• SOURCE DATA:

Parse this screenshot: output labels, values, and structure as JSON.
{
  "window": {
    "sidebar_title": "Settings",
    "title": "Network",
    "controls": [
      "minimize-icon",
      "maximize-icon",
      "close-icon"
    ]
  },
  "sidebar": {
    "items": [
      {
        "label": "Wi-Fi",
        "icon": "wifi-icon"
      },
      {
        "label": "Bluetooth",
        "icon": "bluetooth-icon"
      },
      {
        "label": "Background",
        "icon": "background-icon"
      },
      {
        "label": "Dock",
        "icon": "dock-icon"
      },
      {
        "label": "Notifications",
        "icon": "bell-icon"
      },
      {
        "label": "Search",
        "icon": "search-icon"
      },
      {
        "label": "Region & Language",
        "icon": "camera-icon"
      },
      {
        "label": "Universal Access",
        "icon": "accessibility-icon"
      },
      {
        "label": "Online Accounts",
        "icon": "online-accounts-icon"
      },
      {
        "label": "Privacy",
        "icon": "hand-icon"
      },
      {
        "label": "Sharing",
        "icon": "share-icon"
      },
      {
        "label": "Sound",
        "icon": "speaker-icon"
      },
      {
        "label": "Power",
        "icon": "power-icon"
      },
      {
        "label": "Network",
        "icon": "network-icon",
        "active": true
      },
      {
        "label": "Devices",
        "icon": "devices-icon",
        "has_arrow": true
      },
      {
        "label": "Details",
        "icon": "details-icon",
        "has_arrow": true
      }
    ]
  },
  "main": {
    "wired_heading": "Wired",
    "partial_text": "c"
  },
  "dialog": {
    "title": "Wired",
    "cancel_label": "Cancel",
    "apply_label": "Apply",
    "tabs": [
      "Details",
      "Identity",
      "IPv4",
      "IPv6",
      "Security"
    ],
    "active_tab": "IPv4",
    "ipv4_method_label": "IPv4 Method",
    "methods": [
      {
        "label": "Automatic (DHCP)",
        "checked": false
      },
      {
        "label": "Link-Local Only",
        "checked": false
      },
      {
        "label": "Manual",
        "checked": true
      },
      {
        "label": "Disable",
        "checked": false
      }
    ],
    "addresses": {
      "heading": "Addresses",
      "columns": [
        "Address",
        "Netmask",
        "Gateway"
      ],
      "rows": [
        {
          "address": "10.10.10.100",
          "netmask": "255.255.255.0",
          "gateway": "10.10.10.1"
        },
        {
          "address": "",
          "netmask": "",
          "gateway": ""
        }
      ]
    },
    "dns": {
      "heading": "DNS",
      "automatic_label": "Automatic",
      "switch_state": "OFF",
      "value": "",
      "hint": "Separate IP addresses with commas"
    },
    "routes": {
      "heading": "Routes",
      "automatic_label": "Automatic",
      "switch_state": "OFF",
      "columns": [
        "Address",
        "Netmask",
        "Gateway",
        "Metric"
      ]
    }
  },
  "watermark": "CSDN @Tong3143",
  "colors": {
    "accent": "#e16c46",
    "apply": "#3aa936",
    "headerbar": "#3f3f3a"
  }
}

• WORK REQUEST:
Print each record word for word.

• RESULT OF THE TASK:
Parse this screenshot: output labels, values, and structure as JSON.
{
  "window": {
    "sidebar_title": "Settings",
    "title": "Network",
    "controls": [
      "minimize-icon",
      "maximize-icon",
      "close-icon"
    ]
  },
  "sidebar": {
    "items": [
      {
        "label": "Wi-Fi",
        "icon": "wifi-icon"
      },
      {
        "label": "Bluetooth",
        "icon": "bluetooth-icon"
      },
      {
        "label": "Background",
        "icon": "background-icon"
      },
      {
        "label": "Dock",
        "icon": "dock-icon"
      },
      {
        "label": "Notifications",
        "icon": "bell-icon"
      },
      {
        "label": "Search",
        "icon": "search-icon"
      },
      {
        "label": "Region & Language",
        "icon": "camera-icon"
      },
      {
        "label": "Universal Access",
        "icon": "accessibility-icon"
      },
      {
        "label": "Online Accounts",
        "icon": "online-accounts-icon"
      },
      {
        "label": "Privacy",
        "icon": "hand-icon"
      },
      {
        "label": "Sharing",
        "icon": "share-icon"
      },
      {
        "label": "Sound",
        "icon": "speaker-icon"
      },
      {
        "label": "Power",
        "icon": "power-icon"
      },
      {
        "label": "Network",
        "icon": "network-icon",
        "active": true
      },
      {
        "label": "Devices",
        "icon": "devices-icon",
        "has_arrow": true
      },
      {
        "label": "Details",
        "icon": "details-icon",
        "has_arrow": true
      }
    ]
  },
  "main": {
    "wired_heading": "Wired",
    "partial_text": "c"
  },
  "dialog": {
    "title": "Wired",
    "cancel_label": "Cancel",
    "apply_label": "Apply",
    "tabs": [
      "Details",
      "Identity",
      "IPv4",
      "IPv6",
      "Security"
    ],
    "active_tab": "IPv4",
    "ipv4_method_label": "IPv4 Method",
    "methods": [
      {
        "label": "Automatic (DHCP)",
        "checked": false
      },
      {
        "label": "Link-Local Only",
        "checked": false
      },
      {
        "label": "Manual",
        "checked": true
      },
      {
        "label": "Disable",
        "checked": false
      }
    ],
    "addresses": {
      "heading": "Addresses",
      "columns": [
        "Address",
        "Netmask",
        "Gateway"
      ],
      "rows": [
        {
          "address": "10.10.10.100",
          "netmask": "255.255.255.0",
          "gateway": "10.10.10.1"
        },
        {
          "address": "",
          "netmask": "",
          "gateway": ""
        }
      ]
    },
    "dns": {
      "heading": "DNS",
      "automatic_label": "Automatic",
      "switch_state": "OFF",
      "value": "",
      "hint": "Separate IP addresses with commas"
    },
    "routes": {
      "heading": "Routes",
      "automatic_label": "Automatic",
      "switch_state": "OFF",
      "columns": [
        "Address",
        "Netmask",
        "Gateway",
        "Metric"
      ]
    }
  },
  "watermark": "CSDN @Tong3143",
  "colors": {
    "accent": "#e16c46",
    "apply": "#3aa936",
    "headerbar": "#3f3f3a"
  }
}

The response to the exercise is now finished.